Component data from apps and pages:
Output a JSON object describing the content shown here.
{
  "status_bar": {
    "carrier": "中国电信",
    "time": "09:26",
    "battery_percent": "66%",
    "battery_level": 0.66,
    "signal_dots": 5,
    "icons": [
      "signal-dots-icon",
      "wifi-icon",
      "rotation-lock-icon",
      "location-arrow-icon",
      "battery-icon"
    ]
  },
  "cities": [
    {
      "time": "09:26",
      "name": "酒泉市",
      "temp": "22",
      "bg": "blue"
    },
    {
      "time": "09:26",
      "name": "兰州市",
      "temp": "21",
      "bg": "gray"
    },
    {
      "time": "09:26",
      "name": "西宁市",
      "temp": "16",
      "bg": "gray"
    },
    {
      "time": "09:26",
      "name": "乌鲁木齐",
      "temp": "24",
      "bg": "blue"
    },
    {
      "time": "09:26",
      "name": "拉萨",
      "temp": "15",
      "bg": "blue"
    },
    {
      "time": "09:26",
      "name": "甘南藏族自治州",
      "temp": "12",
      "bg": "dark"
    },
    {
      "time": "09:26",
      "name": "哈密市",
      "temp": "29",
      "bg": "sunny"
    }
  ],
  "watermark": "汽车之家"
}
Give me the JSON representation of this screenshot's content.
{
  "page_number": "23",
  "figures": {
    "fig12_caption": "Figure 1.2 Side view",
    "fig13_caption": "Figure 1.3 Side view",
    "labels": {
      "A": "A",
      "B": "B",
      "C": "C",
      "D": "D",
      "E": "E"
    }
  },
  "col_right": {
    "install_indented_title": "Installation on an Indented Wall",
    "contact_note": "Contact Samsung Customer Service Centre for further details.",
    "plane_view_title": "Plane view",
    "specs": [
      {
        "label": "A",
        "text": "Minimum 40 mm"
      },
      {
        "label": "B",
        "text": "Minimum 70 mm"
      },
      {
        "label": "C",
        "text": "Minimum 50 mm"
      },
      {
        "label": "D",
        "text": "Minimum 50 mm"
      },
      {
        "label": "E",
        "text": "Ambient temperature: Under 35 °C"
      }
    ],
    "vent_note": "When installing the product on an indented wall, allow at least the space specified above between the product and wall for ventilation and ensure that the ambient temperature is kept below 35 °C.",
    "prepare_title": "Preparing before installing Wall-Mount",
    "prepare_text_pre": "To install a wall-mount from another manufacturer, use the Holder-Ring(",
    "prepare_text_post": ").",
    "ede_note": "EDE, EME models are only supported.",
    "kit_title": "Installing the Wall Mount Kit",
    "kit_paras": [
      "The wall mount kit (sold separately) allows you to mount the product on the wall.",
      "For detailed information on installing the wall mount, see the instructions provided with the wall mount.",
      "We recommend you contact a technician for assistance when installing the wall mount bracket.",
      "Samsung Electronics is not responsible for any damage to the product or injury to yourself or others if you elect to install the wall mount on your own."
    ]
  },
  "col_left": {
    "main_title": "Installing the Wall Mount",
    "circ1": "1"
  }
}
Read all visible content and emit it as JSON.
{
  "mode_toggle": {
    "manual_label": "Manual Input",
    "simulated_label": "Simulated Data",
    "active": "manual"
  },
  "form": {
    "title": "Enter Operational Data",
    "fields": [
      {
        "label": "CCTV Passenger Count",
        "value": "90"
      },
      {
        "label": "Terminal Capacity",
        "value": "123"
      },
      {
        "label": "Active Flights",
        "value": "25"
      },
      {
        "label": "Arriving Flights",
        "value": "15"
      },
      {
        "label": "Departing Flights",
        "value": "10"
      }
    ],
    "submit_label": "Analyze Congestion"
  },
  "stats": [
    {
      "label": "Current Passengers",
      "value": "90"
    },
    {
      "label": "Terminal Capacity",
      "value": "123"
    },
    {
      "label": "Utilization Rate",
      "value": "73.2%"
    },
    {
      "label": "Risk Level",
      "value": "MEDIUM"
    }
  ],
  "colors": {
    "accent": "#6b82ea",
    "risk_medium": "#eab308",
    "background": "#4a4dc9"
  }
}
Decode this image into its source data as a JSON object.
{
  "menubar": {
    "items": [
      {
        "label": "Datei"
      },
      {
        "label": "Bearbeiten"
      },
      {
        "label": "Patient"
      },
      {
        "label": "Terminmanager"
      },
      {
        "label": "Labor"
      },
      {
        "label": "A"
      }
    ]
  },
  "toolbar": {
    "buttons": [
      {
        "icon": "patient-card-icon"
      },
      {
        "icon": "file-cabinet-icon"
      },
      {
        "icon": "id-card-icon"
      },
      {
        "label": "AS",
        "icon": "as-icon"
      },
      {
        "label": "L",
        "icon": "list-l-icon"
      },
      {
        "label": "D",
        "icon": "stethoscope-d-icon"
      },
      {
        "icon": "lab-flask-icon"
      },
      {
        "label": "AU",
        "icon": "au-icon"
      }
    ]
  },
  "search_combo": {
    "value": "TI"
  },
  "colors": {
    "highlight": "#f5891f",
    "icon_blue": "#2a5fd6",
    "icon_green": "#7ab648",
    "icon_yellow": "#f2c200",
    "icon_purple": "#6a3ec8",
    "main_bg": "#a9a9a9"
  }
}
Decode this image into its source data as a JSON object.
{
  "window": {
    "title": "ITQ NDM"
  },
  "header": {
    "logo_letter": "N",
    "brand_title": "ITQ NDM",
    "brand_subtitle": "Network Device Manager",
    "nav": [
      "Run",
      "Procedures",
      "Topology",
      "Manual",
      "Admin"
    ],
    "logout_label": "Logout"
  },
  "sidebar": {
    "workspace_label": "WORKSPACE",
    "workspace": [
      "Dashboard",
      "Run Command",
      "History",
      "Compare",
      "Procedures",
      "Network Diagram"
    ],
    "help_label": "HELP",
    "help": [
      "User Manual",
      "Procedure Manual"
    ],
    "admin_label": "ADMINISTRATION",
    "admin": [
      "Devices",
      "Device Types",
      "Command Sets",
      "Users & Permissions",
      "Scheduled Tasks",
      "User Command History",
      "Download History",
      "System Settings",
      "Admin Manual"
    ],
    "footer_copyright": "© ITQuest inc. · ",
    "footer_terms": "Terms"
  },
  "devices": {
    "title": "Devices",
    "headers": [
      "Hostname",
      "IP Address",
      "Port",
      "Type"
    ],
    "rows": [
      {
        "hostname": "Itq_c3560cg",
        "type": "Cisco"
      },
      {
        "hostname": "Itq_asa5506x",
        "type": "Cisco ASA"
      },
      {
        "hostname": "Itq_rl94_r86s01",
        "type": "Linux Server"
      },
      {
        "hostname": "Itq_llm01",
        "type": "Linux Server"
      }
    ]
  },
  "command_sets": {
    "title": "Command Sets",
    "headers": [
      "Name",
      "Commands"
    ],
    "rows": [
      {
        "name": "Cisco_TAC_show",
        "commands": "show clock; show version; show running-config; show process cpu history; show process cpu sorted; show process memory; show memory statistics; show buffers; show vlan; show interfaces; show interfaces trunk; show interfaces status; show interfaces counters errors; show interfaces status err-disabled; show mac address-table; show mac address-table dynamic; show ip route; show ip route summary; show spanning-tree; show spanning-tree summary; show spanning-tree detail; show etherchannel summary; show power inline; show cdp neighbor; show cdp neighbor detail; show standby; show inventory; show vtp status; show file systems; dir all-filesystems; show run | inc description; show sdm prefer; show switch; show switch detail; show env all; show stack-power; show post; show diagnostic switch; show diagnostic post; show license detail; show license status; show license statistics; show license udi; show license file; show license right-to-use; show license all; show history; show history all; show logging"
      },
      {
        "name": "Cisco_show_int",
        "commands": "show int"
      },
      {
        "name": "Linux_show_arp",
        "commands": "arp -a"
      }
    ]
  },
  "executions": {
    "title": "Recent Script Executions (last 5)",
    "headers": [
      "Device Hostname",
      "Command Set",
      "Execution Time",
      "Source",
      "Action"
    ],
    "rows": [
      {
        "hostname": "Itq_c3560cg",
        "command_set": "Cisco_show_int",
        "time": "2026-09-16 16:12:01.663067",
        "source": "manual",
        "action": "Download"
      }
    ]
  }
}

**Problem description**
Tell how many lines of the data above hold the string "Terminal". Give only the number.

**Output below**
2